9 Institute for Electromagnetic Sensing of the Environment (IREA-CNR), Via Bassini 15, 20133 Milano, Italy.
Marta Ronchi
4 29th Course Professional Master " Geomatics and Natural Resources Evaluation" Istituto Agronomico per L’oltremare, Firenze, Italy.
Hishe Woldegiorgis Solomon
10 Mekelle University, college of Social Science and Languages, Department of Geography and Environmental Studies, P.O.Box: 231. Mekelle, Ethiopia.
Alfred Kouly Tine
11 Institut National de Pédologie du Sénégal, Division Cartographie et Cadastre Agricole. Routes des Pères Maristes BP 10709 Dakar, Sénégal.
Mohamed Saleh Youssef
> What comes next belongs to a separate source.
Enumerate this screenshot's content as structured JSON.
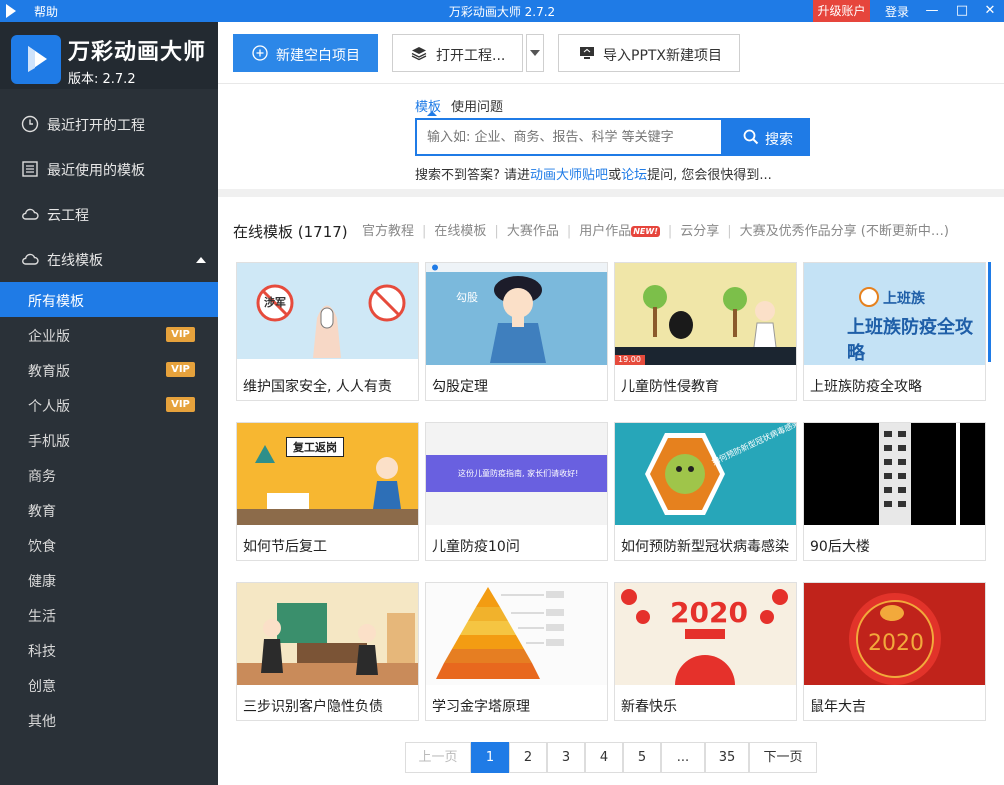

12 Ministry of Water Resources and Irrigation, Corniche El-Nile, Imbaba, Postal Code: 12666, Giza, Egypt.
Maria Gabriela Gutierrez
4 29th Course Professional Master " Geomatics and Natural Resources Evaluation" Istituto Agronomico per L’oltremare, Firenze, Italy.
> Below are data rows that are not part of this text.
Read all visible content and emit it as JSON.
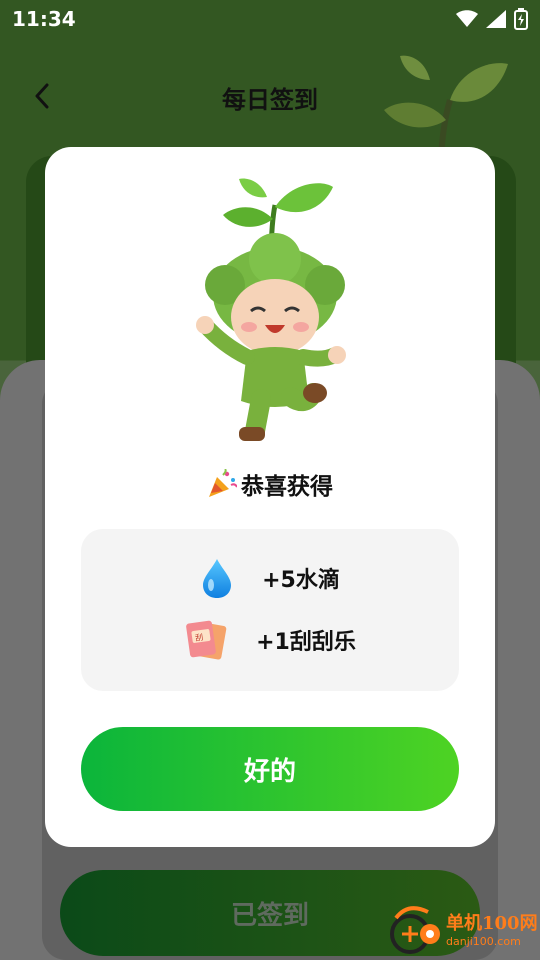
{
  "status_bar": {
    "time": "11:34",
    "icons": [
      "wifi-icon",
      "signal-icon",
      "battery-charging-icon"
    ]
  },
  "nav": {
    "back_icon": "chevron-left-icon",
    "title": "每日签到"
  },
  "background": {
    "signed_button_label": "已签到"
  },
  "dialog": {
    "mascot_icon": "sprout-mascot-icon",
    "congrats_icon": "party-popper-icon",
    "congrats_text": "恭喜获得",
    "rewards": [
      {
        "icon": "water-drop-icon",
        "text": "+5水滴"
      },
      {
        "icon": "scratch-card-icon",
        "text": "+1刮刮乐"
      }
    ],
    "ok_label": "好的"
  },
  "watermark": {
    "cn": "单机100网",
    "en": "danji100.com"
  },
  "colors": {
    "page_bg": "#4d6b31",
    "dialog_bg": "#ffffff",
    "reward_box_bg": "#f4f4f4",
    "ok_button_start": "#0bb53b",
    "ok_button_end": "#4ed323"
  }
}
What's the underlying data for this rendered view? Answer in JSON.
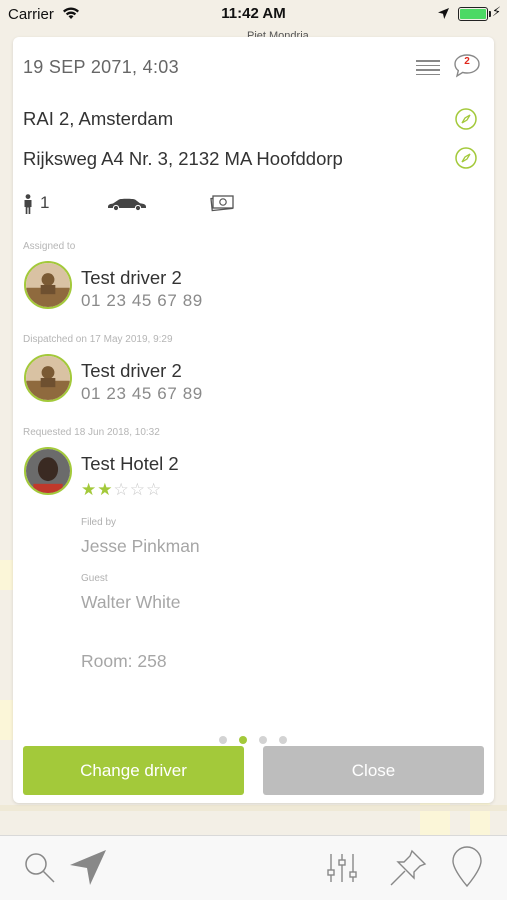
{
  "status_bar": {
    "carrier": "Carrier",
    "time": "11:42 AM",
    "battery_level": 1.0
  },
  "map": {
    "street_label": "Piet Mondria..."
  },
  "card": {
    "datetime": "19 SEP 2071, 4:03",
    "chat_badge": "2",
    "pickup_address": "RAI 2, Amsterdam",
    "dropoff_address": "Rijksweg A4 Nr. 3, 2132 MA Hoofddorp",
    "passenger_count": "1",
    "assigned_label": "Assigned to",
    "assigned_driver": {
      "name": "Test driver 2",
      "phone": "01 23 45 67 89"
    },
    "dispatched_label": "Dispatched on 17 May 2019, 9:29",
    "dispatched_driver": {
      "name": "Test driver 2",
      "phone": "01 23 45 67 89"
    },
    "requested_label": "Requested 18 Jun 2018, 10:32",
    "hotel": {
      "name": "Test Hotel 2",
      "rating": 2,
      "rating_max": 5
    },
    "filed_by_label": "Filed by",
    "filed_by_value": "Jesse Pinkman",
    "guest_label": "Guest",
    "guest_value": "Walter White",
    "room": "Room: 258",
    "pager": {
      "count": 4,
      "active": 1
    },
    "change_driver_label": "Change driver",
    "close_label": "Close"
  },
  "tab_bar": {
    "icons": [
      "search-icon",
      "navigation-arrow-icon",
      "sliders-icon",
      "pin-icon",
      "location-marker-icon"
    ]
  },
  "colors": {
    "accent": "#a3c93a",
    "close_button": "#bdbdbd",
    "badge_red": "#e0261b"
  }
}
Muktar Mohammed Yusuf
13 Haramaya University, College of Agriculture and Environmental Sciences, School of Natural Resources Management and Environmental Sciences, P.O. Box,138, Dire Dawa, Ethiopia.
Valeria Alessandro
14 Istituto Agronomico per l'Oltremare, Via A. Cocchi 4 Firenze, Italy.
Published June 21, 2013
How to Cite
Rabia, A. H., Afifi, R. R., Gelaw, A. M., Bianchi, S., Figueredo, H., Huong, T. L., Lopez, A. A., Mandala, S. D., Matta, E., Ronchi, M., Solomon, H. W., Tine, A. K., Youssef, M. S., Gutierrez, M. G., Yusuf, M. M., & Alessandro, V. (2013). Soil mapping and classification: a case study in the Tigray Region, Ethiopia. Journal of Agriculture and Environment for International Development (JAEID), 107(1), 73-99. https://doi.org/10.12895/jaeid.20131.81

Abstract

Soil map is one of the basic tools in any agricultural development planning and generating a digital one is even more effective and more productive for natural resources evaluation. Moreover, remote sensing and GIS have added to soil classification different concept and enforcement. The study aim was to produce digital soil maps for the study area following different classification systems (ST and WRB) and to define the spatial distribution and characteristics all the soil classes in the study area, which will be indispensable for future development planning. This work has been done as a part of the 29th Course Professional Master in IAO institution, Florence, Italy. The study area was Kilte Awulaelo district in Tigray region, Ethiopia, Which is characterized by different topographies and geomorphologies with different agro ecological conditions. Eleven main soil groups and sixty soil types were identified in the study area. The main soil groups are: Leptosols, Vertisols, Fluvisols, Stagnosols, Kastanozems, Phaeozems, Calcisols, Luvisols, Arenosols, Cambisols and Regosols.  Regosols and Cambisols are the dominant soils in the study area which is characteristic soils of rainfed agriculture and land affected by erosion. Using spatial distribution map of each soil group was very helpful to connect soil characteristics with soil forming factors. Lastly, GIS and remote sensing were very effective tools in this study and gave higher value for the final study results.